● Your assignment
The answer must be the full listing, written out exactly.

● Information supplied
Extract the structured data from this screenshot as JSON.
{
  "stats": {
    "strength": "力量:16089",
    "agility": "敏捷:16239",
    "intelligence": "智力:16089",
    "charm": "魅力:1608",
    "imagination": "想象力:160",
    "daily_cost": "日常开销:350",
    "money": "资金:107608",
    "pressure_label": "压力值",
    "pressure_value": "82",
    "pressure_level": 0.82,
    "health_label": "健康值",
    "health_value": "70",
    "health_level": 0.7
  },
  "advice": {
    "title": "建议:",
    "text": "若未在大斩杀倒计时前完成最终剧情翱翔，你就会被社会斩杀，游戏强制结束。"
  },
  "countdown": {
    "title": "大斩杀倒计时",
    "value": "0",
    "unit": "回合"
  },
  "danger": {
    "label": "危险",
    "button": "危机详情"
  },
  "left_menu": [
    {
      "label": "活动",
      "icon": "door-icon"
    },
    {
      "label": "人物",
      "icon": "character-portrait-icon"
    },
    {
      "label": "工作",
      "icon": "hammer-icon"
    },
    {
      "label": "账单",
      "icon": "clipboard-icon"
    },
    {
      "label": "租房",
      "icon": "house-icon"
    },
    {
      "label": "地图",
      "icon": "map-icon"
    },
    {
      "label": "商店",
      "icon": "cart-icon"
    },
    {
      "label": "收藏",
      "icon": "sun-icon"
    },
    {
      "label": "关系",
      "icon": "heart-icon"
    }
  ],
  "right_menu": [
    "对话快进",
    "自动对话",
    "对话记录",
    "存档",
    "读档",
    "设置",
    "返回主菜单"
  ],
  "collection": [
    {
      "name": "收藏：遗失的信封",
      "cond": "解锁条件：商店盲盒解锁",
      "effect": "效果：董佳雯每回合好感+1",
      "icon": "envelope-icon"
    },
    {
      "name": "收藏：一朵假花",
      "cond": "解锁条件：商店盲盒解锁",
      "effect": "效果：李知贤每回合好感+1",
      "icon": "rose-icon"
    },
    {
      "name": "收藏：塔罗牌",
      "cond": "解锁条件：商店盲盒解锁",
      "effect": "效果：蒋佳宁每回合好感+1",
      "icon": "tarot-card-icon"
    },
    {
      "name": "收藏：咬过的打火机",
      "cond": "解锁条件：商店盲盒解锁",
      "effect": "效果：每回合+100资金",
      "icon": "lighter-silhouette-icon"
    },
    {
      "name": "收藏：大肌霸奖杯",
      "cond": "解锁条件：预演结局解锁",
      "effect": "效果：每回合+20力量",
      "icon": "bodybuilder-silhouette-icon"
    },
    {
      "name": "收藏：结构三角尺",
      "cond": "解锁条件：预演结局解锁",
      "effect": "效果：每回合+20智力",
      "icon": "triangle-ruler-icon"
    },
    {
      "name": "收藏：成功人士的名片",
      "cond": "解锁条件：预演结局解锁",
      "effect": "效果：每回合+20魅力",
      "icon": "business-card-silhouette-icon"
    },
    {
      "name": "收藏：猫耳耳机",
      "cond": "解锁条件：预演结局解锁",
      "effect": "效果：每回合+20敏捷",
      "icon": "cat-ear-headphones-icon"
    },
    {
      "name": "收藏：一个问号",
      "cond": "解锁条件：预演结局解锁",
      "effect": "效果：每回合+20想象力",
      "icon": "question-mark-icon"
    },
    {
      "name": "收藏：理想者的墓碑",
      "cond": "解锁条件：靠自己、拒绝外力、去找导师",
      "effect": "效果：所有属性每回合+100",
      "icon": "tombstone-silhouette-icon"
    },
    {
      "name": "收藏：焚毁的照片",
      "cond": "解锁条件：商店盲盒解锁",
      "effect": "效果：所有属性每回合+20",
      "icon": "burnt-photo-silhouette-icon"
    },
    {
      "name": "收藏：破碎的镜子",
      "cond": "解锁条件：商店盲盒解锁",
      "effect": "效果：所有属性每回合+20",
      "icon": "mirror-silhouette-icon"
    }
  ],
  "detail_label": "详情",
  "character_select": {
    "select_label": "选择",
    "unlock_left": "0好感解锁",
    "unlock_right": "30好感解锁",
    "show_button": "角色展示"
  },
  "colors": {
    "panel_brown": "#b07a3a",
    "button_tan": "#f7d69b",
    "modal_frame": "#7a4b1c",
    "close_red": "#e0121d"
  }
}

● Result of this task
Extract the structured data from this screenshot as JSON.
{
  "stats": {
    "strength": "力量:16089",
    "agility": "敏捷:16239",
    "intelligence": "智力:16089",
    "charm": "魅力:1608",
    "imagination": "想象力:160",
    "daily_cost": "日常开销:350",
    "money": "资金:107608",
    "pressure_label": "压力值",
    "pressure_value": "82",
    "pressure_level": 0.82,
    "health_label": "健康值",
    "health_value": "70",
    "health_level": 0.7
  },
  "advice": {
    "title": "建议:",
    "text": "若未在大斩杀倒计时前完成最终剧情翱翔，你就会被社会斩杀，游戏强制结束。"
  },
  "countdown": {
    "title": "大斩杀倒计时",
    "value": "0",
    "unit": "回合"
  },
  "danger": {
    "label": "危险",
    "button": "危机详情"
  },
  "left_menu": [
    {
      "label": "活动",
      "icon": "door-icon"
    },
    {
      "label": "人物",
      "icon": "character-portrait-icon"
    },
    {
      "label": "工作",
      "icon": "hammer-icon"
    },
    {
      "label": "账单",
      "icon": "clipboard-icon"
    },
    {
      "label": "租房",
      "icon": "house-icon"
    },
    {
      "label": "地图",
      "icon": "map-icon"
    },
    {
      "label": "商店",
      "icon": "cart-icon"
    },
    {
      "label": "收藏",
      "icon": "sun-icon"
    },
    {
      "label": "关系",
      "icon": "heart-icon"
    }
  ],
  "right_menu": [
    "对话快进",
    "自动对话",
    "对话记录",
    "存档",
    "读档",
    "设置",
    "返回主菜单"
  ],
  "collection": [
    {
      "name": "收藏：遗失的信封",
      "cond": "解锁条件：商店盲盒解锁",
      "effect": "效果：董佳雯每回合好感+1",
      "icon": "envelope-icon"
    },
    {
      "name": "收藏：一朵假花",
      "cond": "解锁条件：商店盲盒解锁",
      "effect": "效果：李知贤每回合好感+1",
      "icon": "rose-icon"
    },
    {
      "name": "收藏：塔罗牌",
      "cond": "解锁条件：商店盲盒解锁",
      "effect": "效果：蒋佳宁每回合好感+1",
      "icon": "tarot-card-icon"
    },
    {
      "name": "收藏：咬过的打火机",
      "cond": "解锁条件：商店盲盒解锁",
      "effect": "效果：每回合+100资金",
      "icon": "lighter-silhouette-icon"
    },
    {
      "name": "收藏：大肌霸奖杯",
      "cond": "解锁条件：预演结局解锁",
      "effect": "效果：每回合+20力量",
      "icon": "bodybuilder-silhouette-icon"
    },
    {
      "name": "收藏：结构三角尺",
      "cond": "解锁条件：预演结局解锁",
      "effect": "效果：每回合+20智力",
      "icon": "triangle-ruler-icon"
    },
    {
      "name": "收藏：成功人士的名片",
      "cond": "解锁条件：预演结局解锁",
      "effect": "效果：每回合+20魅力",
      "icon": "business-card-silhouette-icon"
    },
    {
      "name": "收藏：猫耳耳机",
      "cond": "解锁条件：预演结局解锁",
      "effect": "效果：每回合+20敏捷",
      "icon": "cat-ear-headphones-icon"
    },
    {
      "name": "收藏：一个问号",
      "cond": "解锁条件：预演结局解锁",
      "effect": "效果：每回合+20想象力",
      "icon": "question-mark-icon"
    },
    {
      "name": "收藏：理想者的墓碑",
      "cond": "解锁条件：靠自己、拒绝外力、去找导师",
      "effect": "效果：所有属性每回合+100",
      "icon": "tombstone-silhouette-icon"
    },
    {
      "name": "收藏：焚毁的照片",
      "cond": "解锁条件：商店盲盒解锁",
      "effect": "效果：所有属性每回合+20",
      "icon": "burnt-photo-silhouette-icon"
    },
    {
      "name": "收藏：破碎的镜子",
      "cond": "解锁条件：商店盲盒解锁",
      "effect": "效果：所有属性每回合+20",
      "icon": "mirror-silhouette-icon"
    }
  ],
  "detail_label": "详情",
  "character_select": {
    "select_label": "选择",
    "unlock_left": "0好感解锁",
    "unlock_right": "30好感解锁",
    "show_button": "角色展示"
  },
  "colors": {
    "panel_brown": "#b07a3a",
    "button_tan": "#f7d69b",
    "modal_frame": "#7a4b1c",
    "close_red": "#e0121d"
  }
}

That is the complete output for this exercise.